The next hormone in the sleep equation is melatonin, or the “Sleep hormone” as its been labelled of late.
Melatonin has been shown to have a great effect on fat loss, as it helps to increase Brown adipose tissue (BAT), which functions in many ways like muscle in regard to burning White adipose tissue (WAT)
Increasing your levels of BAT fat will help to increase your metabolic rate, with melatonin having a direct correlation to increasing your levels of BAT fat.
Then we have Leptin, which is your body’s satiety hormone (the hormone that makes you full)
An interesting study at Stanford University discovered that just one night of sleep deprivation and poor sleep quality leads to quite a severe suppression of your leptin levels.
This is one of the reasons that you will eat everything in sight following a late night, as your “feeling full” hormone isn’t firing on all cylinders.
Now the last hormone we will be looking at is Ghrelin, which is your body’s “hunger hormone”.
Another interesting study showed that just one night of poor-quality sleep led to a 20% increase in Ghrelin levels.
So again, this may be one reason as to why your appetite goes through the roof following a late night, or continually going to bed late.
During our sleep is when we repair damage to our DNA. One of the ways that this is done is by releasing one of our previously mentioned hormones “Melatonin” at night, which is inhibited by blue light during the day and our phones, laptops and tablets at night – and activates and regulates over 500 genes that are involved in repair and antioxidant function.
Sleeping is very important to repair a lot of the damage done during the day. It also activates the Glymphatic system, which is a complex network of blood vessels that extends from the spinal fluid all the way throughout the brain.
During our sleep we will actually release cerebral spinal fluid up into the brain to wash out all the cellular waste products that have built up during the day.

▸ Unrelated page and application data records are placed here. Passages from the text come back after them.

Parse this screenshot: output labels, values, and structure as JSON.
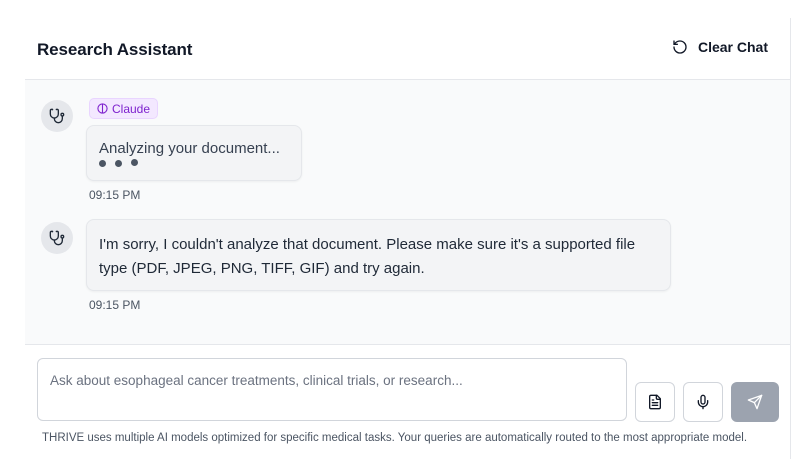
{
  "header": {
    "title": "Research Assistant",
    "clear_label": "Clear Chat",
    "clear_icon": "rotate-ccw-icon"
  },
  "messages": [
    {
      "sender_icon": "stethoscope-icon",
      "model_badge": "Claude",
      "model_badge_icon": "brain-icon",
      "text": "Analyzing your document...",
      "typing": true,
      "time": "09:15 PM"
    },
    {
      "sender_icon": "stethoscope-icon",
      "text": "I'm sorry, I couldn't analyze that document. Please make sure it's a supported file type (PDF, JPEG, PNG, TIFF, GIF) and try again.",
      "time": "09:15 PM"
    }
  ],
  "composer": {
    "placeholder": "Ask about esophageal cancer treatments, clinical trials, or research...",
    "value": "",
    "attach_icon": "file-text-icon",
    "mic_icon": "mic-icon",
    "send_icon": "send-icon",
    "disclaimer": "THRIVE uses multiple AI models optimized for specific medical tasks. Your queries are automatically routed to the most appropriate model."
  },
  "colors": {
    "badge_bg": "#f3e8ff",
    "badge_text": "#7e22ce",
    "send_bg": "#9ca3af",
    "bubble_bg": "#f3f4f6",
    "panel_bg": "#f9fafb"
  }
}
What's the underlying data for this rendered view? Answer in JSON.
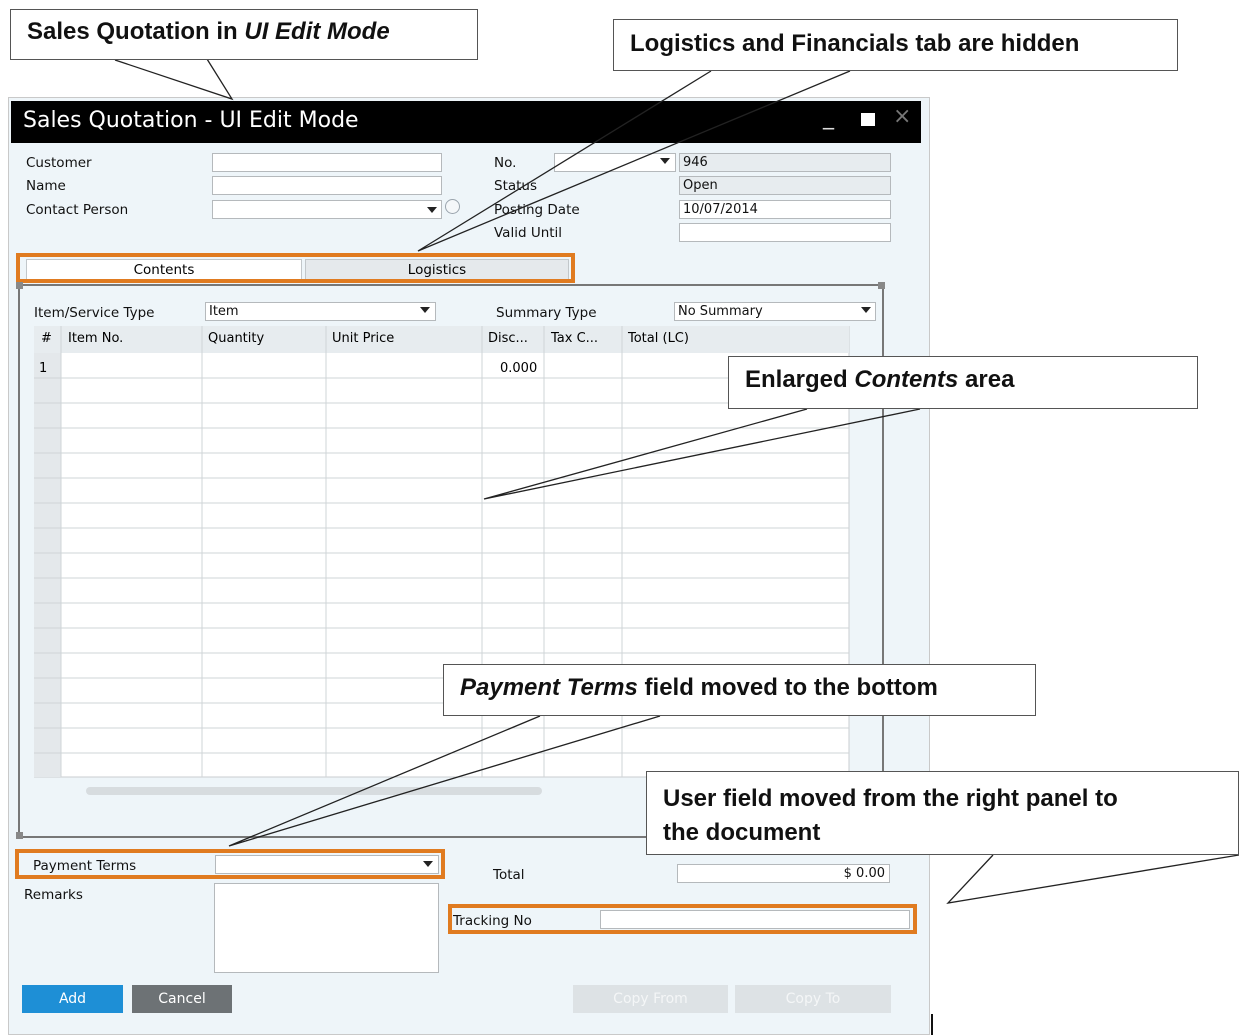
{
  "window": {
    "title": "Sales Quotation - UI Edit Mode",
    "controls": {
      "minimize": "_",
      "close": "×"
    }
  },
  "header": {
    "left": {
      "customer_label": "Customer",
      "name_label": "Name",
      "contact_label": "Contact Person"
    },
    "right": {
      "no_label": "No.",
      "no_series_value": "",
      "no_value": "946",
      "status_label": "Status",
      "status_value": "Open",
      "posting_label": "Posting Date",
      "posting_value": "10/07/2014",
      "valid_label": "Valid Until",
      "valid_value": ""
    }
  },
  "tabs": [
    {
      "label": "Contents"
    },
    {
      "label": "Logistics"
    }
  ],
  "contents": {
    "item_type_label": "Item/Service Type",
    "item_type_value": "Item",
    "summary_label": "Summary Type",
    "summary_value": "No Summary",
    "columns": [
      "#",
      "Item No.",
      "Quantity",
      "Unit Price",
      "Disc...",
      "Tax C...",
      "Total (LC)"
    ],
    "first_row": {
      "num": "1",
      "discount": "0.000"
    }
  },
  "footer": {
    "payment_terms_label": "Payment Terms",
    "remarks_label": "Remarks",
    "total_label": "Total",
    "total_value": "$ 0.00",
    "tracking_label": "Tracking No"
  },
  "buttons": {
    "add": "Add",
    "cancel": "Cancel",
    "copy_from": "Copy From",
    "copy_to": "Copy To"
  },
  "callouts": {
    "c1_prefix": "Sales Quotation in ",
    "c1_italic": "UI Edit Mode",
    "c2": "Logistics and Financials tab are hidden",
    "c3_prefix": "Enlarged ",
    "c3_italic": "Contents",
    "c3_suffix": " area",
    "c4_italic": "Payment Terms",
    "c4_suffix": " field moved to the bottom",
    "c5_line1": "User field moved from the right panel to",
    "c5_line2": "the document"
  },
  "colors": {
    "highlight": "#e07b20",
    "add_button": "#1e8fd6",
    "cancel_button": "#6d7275",
    "disabled_button": "#dde2e5",
    "titlebar": "#000000",
    "window_bg": "#eef5f9"
  }
}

So, getting a good night’s sleep has many positive health connotations, from repairing your DNA and increasing your antioxidants to improving the length of your telomeres, which slow the aging process, and are mother nature’s stopwatch.